■ YOUR GOAL
Go through the data and copy every line exactly, but not the images.

■ DATA FOR THE TASK
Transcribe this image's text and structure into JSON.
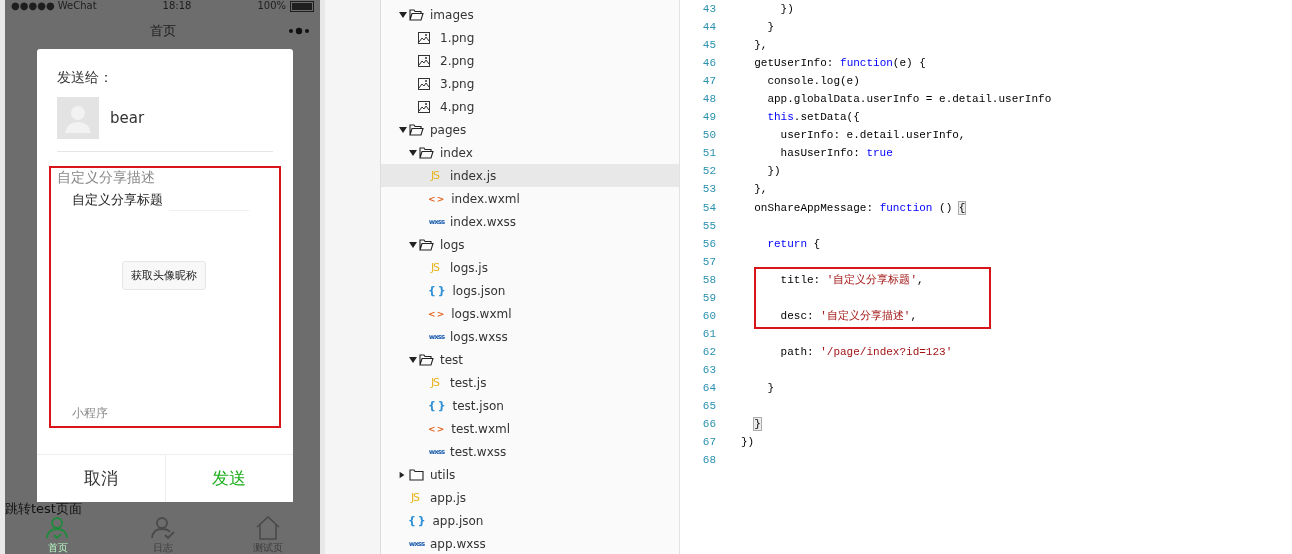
{
  "phone": {
    "status_bar": {
      "carrier": "●●●●● WeChat",
      "time": "18:18",
      "battery": "100%"
    },
    "nav_title": "首页",
    "page_link": "跳转test页面",
    "tabs": [
      {
        "label": "首页",
        "selected": true,
        "kind": "person"
      },
      {
        "label": "日志",
        "selected": false,
        "kind": "person-check"
      },
      {
        "label": "测试页",
        "selected": false,
        "kind": "house"
      }
    ],
    "share_dialog": {
      "heading": "发送给：",
      "recipient": "bear",
      "description": "自定义分享描述",
      "title": "自定义分享标题",
      "action_button": "获取头像昵称",
      "footer": "小程序",
      "cancel": "取消",
      "send": "发送"
    }
  },
  "file_tree": [
    {
      "name": "images",
      "kind": "folder",
      "expanded": true,
      "selected": false,
      "children": [
        {
          "name": "1.png",
          "kind": "image",
          "selected": false
        },
        {
          "name": "2.png",
          "kind": "image",
          "selected": false
        },
        {
          "name": "3.png",
          "kind": "image",
          "selected": false
        },
        {
          "name": "4.png",
          "kind": "image",
          "selected": false
        }
      ]
    },
    {
      "name": "pages",
      "kind": "folder",
      "expanded": true,
      "selected": false,
      "children": [
        {
          "name": "index",
          "kind": "folder",
          "expanded": true,
          "selected": false,
          "children": [
            {
              "name": "index.js",
              "kind": "js",
              "icon": "JS",
              "selected": true
            },
            {
              "name": "index.wxml",
              "kind": "wxml",
              "icon": "< >",
              "selected": false
            },
            {
              "name": "index.wxss",
              "kind": "wxss",
              "icon": "wxss",
              "selected": false
            }
          ]
        },
        {
          "name": "logs",
          "kind": "folder",
          "expanded": true,
          "selected": false,
          "children": [
            {
              "name": "logs.js",
              "kind": "js",
              "icon": "JS",
              "selected": false
            },
            {
              "name": "logs.json",
              "kind": "json",
              "icon": "{ }",
              "selected": false
            },
            {
              "name": "logs.wxml",
              "kind": "wxml",
              "icon": "< >",
              "selected": false
            },
            {
              "name": "logs.wxss",
              "kind": "wxss",
              "icon": "wxss",
              "selected": false
            }
          ]
        },
        {
          "name": "test",
          "kind": "folder",
          "expanded": true,
          "selected": false,
          "children": [
            {
              "name": "test.js",
              "kind": "js",
              "icon": "JS",
              "selected": false
            },
            {
              "name": "test.json",
              "kind": "json",
              "icon": "{ }",
              "selected": false
            },
            {
              "name": "test.wxml",
              "kind": "wxml",
              "icon": "< >",
              "selected": false
            },
            {
              "name": "test.wxss",
              "kind": "wxss",
              "icon": "wxss",
              "selected": false
            }
          ]
        }
      ]
    },
    {
      "name": "utils",
      "kind": "folder",
      "expanded": false,
      "selected": false
    },
    {
      "name": "app.js",
      "kind": "js",
      "icon": "JS",
      "selected": false
    },
    {
      "name": "app.json",
      "kind": "json",
      "icon": "{ }",
      "selected": false
    },
    {
      "name": "app.wxss",
      "kind": "wxss",
      "icon": "wxss",
      "selected": false
    }
  ],
  "code": [
    {
      "number": "43",
      "tokens": [
        {
          "text": "      })",
          "kind": "plain"
        }
      ]
    },
    {
      "number": "44",
      "tokens": [
        {
          "text": "    }",
          "kind": "plain"
        }
      ]
    },
    {
      "number": "45",
      "tokens": [
        {
          "text": "  },",
          "kind": "plain"
        }
      ]
    },
    {
      "number": "46",
      "tokens": [
        {
          "text": "  getUserInfo: ",
          "kind": "plain"
        },
        {
          "text": "function",
          "kind": "keyword"
        },
        {
          "text": "(e) {",
          "kind": "plain"
        }
      ]
    },
    {
      "number": "47",
      "tokens": [
        {
          "text": "    console.log(e)",
          "kind": "plain"
        }
      ]
    },
    {
      "number": "48",
      "tokens": [
        {
          "text": "    app.globalData.userInfo = e.detail.userInfo",
          "kind": "plain"
        }
      ]
    },
    {
      "number": "49",
      "tokens": [
        {
          "text": "    this",
          "kind": "keyword"
        },
        {
          "text": ".setData({",
          "kind": "plain"
        }
      ]
    },
    {
      "number": "50",
      "tokens": [
        {
          "text": "      userInfo: e.detail.userInfo,",
          "kind": "plain"
        }
      ]
    },
    {
      "number": "51",
      "tokens": [
        {
          "text": "      hasUserInfo: ",
          "kind": "plain"
        },
        {
          "text": "true",
          "kind": "keyword"
        }
      ]
    },
    {
      "number": "52",
      "tokens": [
        {
          "text": "    })",
          "kind": "plain"
        }
      ]
    },
    {
      "number": "53",
      "tokens": [
        {
          "text": "  },",
          "kind": "plain"
        }
      ]
    },
    {
      "number": "54",
      "tokens": [
        {
          "text": "  onShareAppMessage: ",
          "kind": "plain"
        },
        {
          "text": "function",
          "kind": "keyword"
        },
        {
          "text": " () ",
          "kind": "plain"
        },
        {
          "text": "{",
          "kind": "bracket"
        }
      ]
    },
    {
      "number": "55"
    },
    {
      "number": "56",
      "tokens": [
        {
          "text": "    return",
          "kind": "keyword"
        },
        {
          "text": " {",
          "kind": "plain"
        }
      ]
    },
    {
      "number": "57"
    },
    {
      "number": "58",
      "highlighted": true,
      "tokens": [
        {
          "text": "      title: ",
          "kind": "plain"
        },
        {
          "text": "'自定义分享标题'",
          "kind": "string"
        },
        {
          "text": ",",
          "kind": "plain"
        }
      ]
    },
    {
      "number": "59",
      "highlighted": true
    },
    {
      "number": "60",
      "highlighted": true,
      "tokens": [
        {
          "text": "      desc: ",
          "kind": "plain"
        },
        {
          "text": "'自定义分享描述'",
          "kind": "string"
        },
        {
          "text": ",",
          "kind": "plain"
        }
      ]
    },
    {
      "number": "61"
    },
    {
      "number": "62",
      "tokens": [
        {
          "text": "      path: ",
          "kind": "plain"
        },
        {
          "text": "'/page/index?id=123'",
          "kind": "string"
        }
      ]
    },
    {
      "number": "63"
    },
    {
      "number": "64",
      "tokens": [
        {
          "text": "    }",
          "kind": "plain"
        }
      ]
    },
    {
      "number": "65"
    },
    {
      "number": "66",
      "tokens": [
        {
          "text": "  }",
          "kind": "bracket"
        }
      ]
    },
    {
      "number": "67",
      "tokens": [
        {
          "text": "})",
          "kind": "plain"
        }
      ]
    },
    {
      "number": "68"
    }
  ]
}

■ RESULT
Transcribe this image's text and structure into JSON.
{
  "phone": {
    "status_bar": {
      "carrier": "●●●●● WeChat",
      "time": "18:18",
      "battery": "100%"
    },
    "nav_title": "首页",
    "page_link": "跳转test页面",
    "tabs": [
      {
        "label": "首页",
        "selected": true,
        "kind": "person"
      },
      {
        "label": "日志",
        "selected": false,
        "kind": "person-check"
      },
      {
        "label": "测试页",
        "selected": false,
        "kind": "house"
      }
    ],
    "share_dialog": {
      "heading": "发送给：",
      "recipient": "bear",
      "description": "自定义分享描述",
      "title": "自定义分享标题",
      "action_button": "获取头像昵称",
      "footer": "小程序",
      "cancel": "取消",
      "send": "发送"
    }
  },
  "file_tree": [
    {
      "name": "images",
      "kind": "folder",
      "expanded": true,
      "selected": false,
      "children": [
        {
          "name": "1.png",
          "kind": "image",
          "selected": false
        },
        {
          "name": "2.png",
          "kind": "image",
          "selected": false
        },
        {
          "name": "3.png",
          "kind": "image",
          "selected": false
        },
        {
          "name": "4.png",
          "kind": "image",
          "selected": false
        }
      ]
    },
    {
      "name": "pages",
      "kind": "folder",
      "expanded": true,
      "selected": false,
      "children": [
        {
          "name": "index",
          "kind": "folder",
          "expanded": true,
          "selected": false,
          "children": [
            {
              "name": "index.js",
              "kind": "js",
              "icon": "JS",
              "selected": true
            },
            {
              "name": "index.wxml",
              "kind": "wxml",
              "icon": "< >",
              "selected": false
            },
            {
              "name": "index.wxss",
              "kind": "wxss",
              "icon": "wxss",
              "selected": false
            }
          ]
        },
        {
          "name": "logs",
          "kind": "folder",
          "expanded": true,
          "selected": false,
          "children": [
            {
              "name": "logs.js",
              "kind": "js",
              "icon": "JS",
              "selected": false
            },
            {
              "name": "logs.json",
              "kind": "json",
              "icon": "{ }",
              "selected": false
            },
            {
              "name": "logs.wxml",
              "kind": "wxml",
              "icon": "< >",
              "selected": false
            },
            {
              "name": "logs.wxss",
              "kind": "wxss",
              "icon": "wxss",
              "selected": false
            }
          ]
        },
        {
          "name": "test",
          "kind": "folder",
          "expanded": true,
          "selected": false,
          "children": [
            {
              "name": "test.js",
              "kind": "js",
              "icon": "JS",
              "selected": false
            },
            {
              "name": "test.json",
              "kind": "json",
              "icon": "{ }",
              "selected": false
            },
            {
              "name": "test.wxml",
              "kind": "wxml",
              "icon": "< >",
              "selected": false
            },
            {
              "name": "test.wxss",
              "kind": "wxss",
              "icon": "wxss",
              "selected": false
            }
          ]
        }
      ]
    },
    {
      "name": "utils",
      "kind": "folder",
      "expanded": false,
      "selected": false
    },
    {
      "name": "app.js",
      "kind": "js",
      "icon": "JS",
      "selected": false
    },
    {
      "name": "app.json",
      "kind": "json",
      "icon": "{ }",
      "selected": false
    },
    {
      "name": "app.wxss",
      "kind": "wxss",
      "icon": "wxss",
      "selected": false
    }
  ],
  "code": [
    {
      "number": "43",
      "tokens": [
        {
          "text": "      })",
          "kind": "plain"
        }
      ]
    },
    {
      "number": "44",
      "tokens": [
        {
          "text": "    }",
          "kind": "plain"
        }
      ]
    },
    {
      "number": "45",
      "tokens": [
        {
          "text": "  },",
          "kind": "plain"
        }
      ]
    },
    {
      "number": "46",
      "tokens": [
        {
          "text": "  getUserInfo: ",
          "kind": "plain"
        },
        {
          "text": "function",
          "kind": "keyword"
        },
        {
          "text": "(e) {",
          "kind": "plain"
        }
      ]
    },
    {
      "number": "47",
      "tokens": [
        {
          "text": "    console.log(e)",
          "kind": "plain"
        }
      ]
    },
    {
      "number": "48",
      "tokens": [
        {
          "text": "    app.globalData.userInfo = e.detail.userInfo",
          "kind": "plain"
        }
      ]
    },
    {
      "number": "49",
      "tokens": [
        {
          "text": "    this",
          "kind": "keyword"
        },
        {
          "text": ".setData({",
          "kind": "plain"
        }
      ]
    },
    {
      "number": "50",
      "tokens": [
        {
          "text": "      userInfo: e.detail.userInfo,",
          "kind": "plain"
        }
      ]
    },
    {
      "number": "51",
      "tokens": [
        {
          "text": "      hasUserInfo: ",
          "kind": "plain"
        },
        {
          "text": "true",
          "kind": "keyword"
        }
      ]
    },
    {
      "number": "52",
      "tokens": [
        {
          "text": "    })",
          "kind": "plain"
        }
      ]
    },
    {
      "number": "53",
      "tokens": [
        {
          "text": "  },",
          "kind": "plain"
        }
      ]
    },
    {
      "number": "54",
      "tokens": [
        {
          "text": "  onShareAppMessage: ",
          "kind": "plain"
        },
        {
          "text": "function",
          "kind": "keyword"
        },
        {
          "text": " () ",
          "kind": "plain"
        },
        {
          "text": "{",
          "kind": "bracket"
        }
      ]
    },
    {
      "number": "55"
    },
    {
      "number": "56",
      "tokens": [
        {
          "text": "    return",
          "kind": "keyword"
        },
        {
          "text": " {",
          "kind": "plain"
        }
      ]
    },
    {
      "number": "57"
    },
    {
      "number": "58",
      "highlighted": true,
      "tokens": [
        {
          "text": "      title: ",
          "kind": "plain"
        },
        {
          "text": "'自定义分享标题'",
          "kind": "string"
        },
        {
          "text": ",",
          "kind": "plain"
        }
      ]
    },
    {
      "number": "59",
      "highlighted": true
    },
    {
      "number": "60",
      "highlighted": true,
      "tokens": [
        {
          "text": "      desc: ",
          "kind": "plain"
        },
        {
          "text": "'自定义分享描述'",
          "kind": "string"
        },
        {
          "text": ",",
          "kind": "plain"
        }
      ]
    },
    {
      "number": "61"
    },
    {
      "number": "62",
      "tokens": [
        {
          "text": "      path: ",
          "kind": "plain"
        },
        {
          "text": "'/page/index?id=123'",
          "kind": "string"
        }
      ]
    },
    {
      "number": "63"
    },
    {
      "number": "64",
      "tokens": [
        {
          "text": "    }",
          "kind": "plain"
        }
      ]
    },
    {
      "number": "65"
    },
    {
      "number": "66",
      "tokens": [
        {
          "text": "  }",
          "kind": "bracket"
        }
      ]
    },
    {
      "number": "67",
      "tokens": [
        {
          "text": "})",
          "kind": "plain"
        }
      ]
    },
    {
      "number": "68"
    }
  ]
}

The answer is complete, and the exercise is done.